It has been reported that pensioners are choosing to make smaller purchases such as electrical wheelchairs and reconditioned stairlifts, rather than splashing out to buy sports cars and other luxuries. It would seem that older people with smaller pension pots are more likely to access their cash, in order to help out children and grandchildren, or fulfil other immediate needs.

The average pensioner has been withdrawing £15,000, which is enough to cover short-term investments or pay off any outstanding debt, but not enough to form a viable long-term pension. Since April, a combined total of £300 million has been withdrawn by older people, showing that there is a significant demand for the cash but maybe not as much as expected.

Initial worries that pensioners would fritter away their money on luxury items like “a Lamborghini” dismissed

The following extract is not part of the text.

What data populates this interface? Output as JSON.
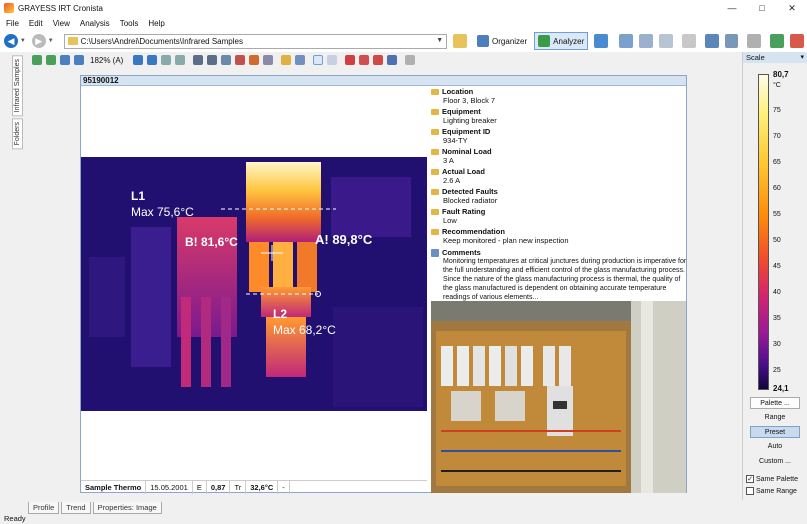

It would also appear that many pensioners are choosing to sit tight with their savings, making sure to research thoroughly before making any decisions. However, it has also been suggested that certain pension schemes have been unable to keep up with the demand of withdrawals, so there could be hundreds of thousands waiting to be completed due to a delay in administration.

While the new rules have been welcomed by the majority of pensioners, it has meant that numerous annuity providers have suffered. Earlier this week, it was reported that two of the larger companies were merging, in order to salvage their businesses. Annuity was already suffering prior to this due to low yields caused by an era of low interest rates, with the sales of annuity halving since the government reformed its policies.

Image Credit: Images Money (flickr.com)

This content was written by Emily Bray. Please feel free to visit my Google + profile to read more stories.